“So, I’m not gonna sit here and say I’m gonna do something that’s only gonna benefit black people,” Harris said. “No. Because whatever benefits that black family will benefit that community and society as a whole and the country, right?”
Harris’ response didn’t sit well with ADOS activists, who took to social media outlets in outrage and insisted they wouldn’t allow any Democratic presidential candidate to dismiss their concerns. Stung by President Barack Obama’s failure to embrace reparations during his two terms in the White House, ADOS co-founder Antonio Moore pledged this election cycle will be different. “We will not go through what we went through with Obama,” Moore told The Grio in response to the Harris interview.

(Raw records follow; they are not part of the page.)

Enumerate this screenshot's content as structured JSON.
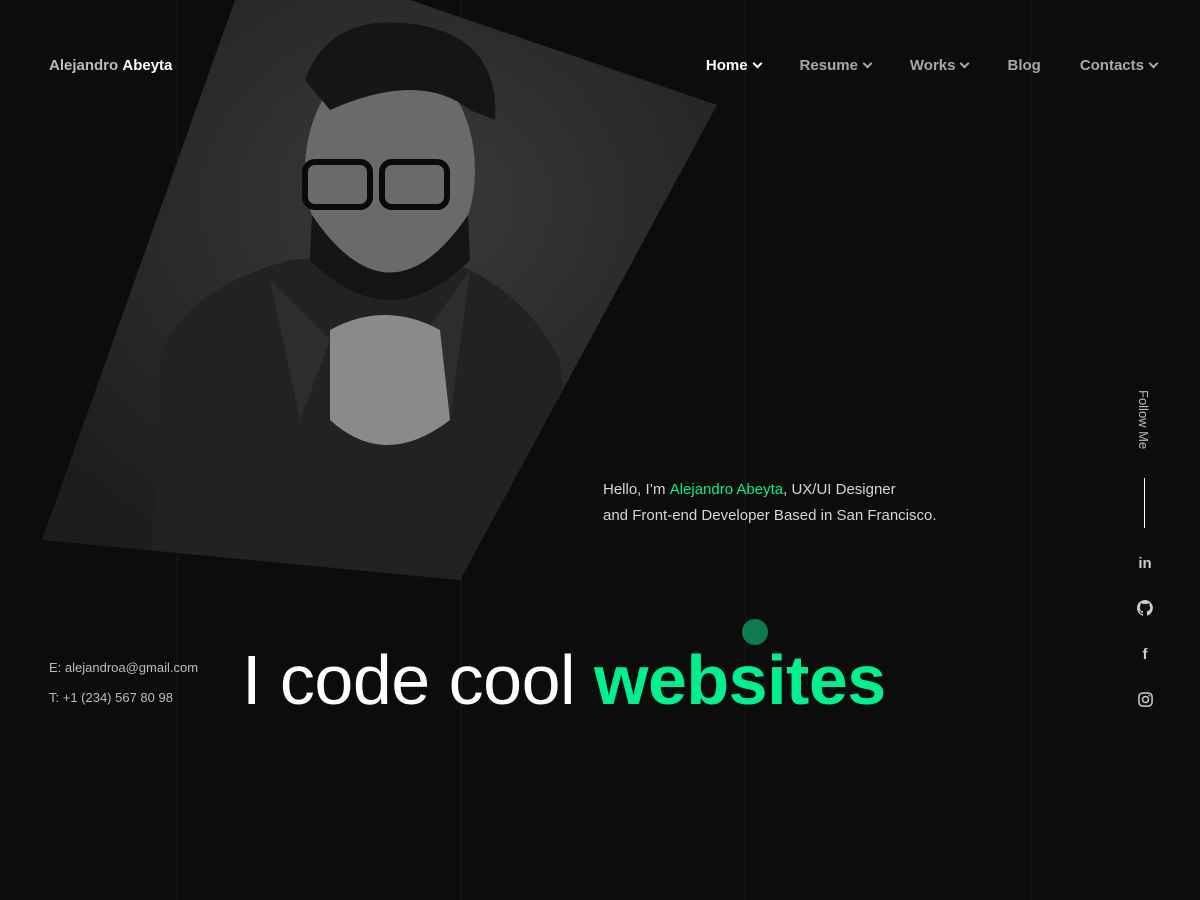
{
  "brand": {
    "first": "Alejandro",
    "last": "Abeyta"
  },
  "nav": [
    {
      "label": "Home",
      "dropdown": true,
      "active": true
    },
    {
      "label": "Resume",
      "dropdown": true
    },
    {
      "label": "Works",
      "dropdown": true
    },
    {
      "label": "Blog",
      "dropdown": false
    },
    {
      "label": "Contacts",
      "dropdown": true
    }
  ],
  "intro": {
    "prefix": "Hello, I’m ",
    "name": "Alejandro Abeyta",
    "suffix": ", UX/UI Designer",
    "line2": "and Front-end Developer Based in San Francisco."
  },
  "contact": {
    "email": "E: alejandroa@gmail.com",
    "phone": "T: +1 (234) 567 80 98"
  },
  "headline": {
    "text": "I code cool ",
    "accent": "websites"
  },
  "social": {
    "label": "Follow Me",
    "icons": [
      "linkedin-icon",
      "github-icon",
      "facebook-icon",
      "instagram-icon"
    ]
  },
  "colors": {
    "accent": "#00f090",
    "background": "#0c0c0c"
  }
}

Kamala Harris got flustered during Grio interview and finally came out and said she's not doing anything that's only for us. It's understandable that she's still so unable to stay on message. After all, we hit her so hard she thought the Russians did it!https://t.co/7wyiF5QbCc
— ProfessorBlackTruth (@ProfBlacktruth) February 27, 2019
The heated debate over reparations is nothing new. Going back to the closing days of the Civil War, Gen. William T. Sherman issued a “Special Field Order 15,” granting captured land from white slaveholders to freed enslaved people. Sherman recognized that freeing people from bondage should be only the first step. The Union promised every emancipated African American a parcel of land and a means to provide for themselves, birthing the phrase “40 acres and mule,” which became the freedman’s claim to a stake in the nation’s life.
Of course, such a policy was never enacted. In the ensuing centuries, black Americans suffered a series of racial setbacks from Reconstruction to legalized segregation to institutional social and economic racism.
Calls for reparations went unheeded, including those by former Rep. John Conyers, a Michigan Democrat, who introduced a bill into every session of Congress for decades before his 2017 retirement, demanding the federal government “study and consider” how to give reparations to black Americans for the harm committed during slavery. Conyers’ legislation languished, receiving a hearing only in 2007 and never advancing further. Current House Speaker Nancy Pelosi (D-CA) has expressed support for the legislation, now sponsored by Rep. Sheila Jackson Lee (D-Texas) along with 35 co-sponsors.
William “Sandy” Darity, the Samuel DuBois Cook professor of public policy at Duke University, said the current interest in reparations suggests it’s a movement that may last beyond the current political season. He said in an interview with Think Progress that if Congress forms a commission to seriously study past historical wrongs endured by black Americans and makes the case for correcting them, then reparations would become a reality.
“I certainly don’t think that could happen now, but with a change in the composition of Congress in 2020, which isn’t that far distant, then there is a path that can be charted for reparations,” said Darity, who has discussed various reparation proposals with some of the Democratic hopefuls. “I think it’s a risk that has to be taken,” he added. “Real political leadership,” he said, “requires people to encourage the American people to do the bold things that need to be done.”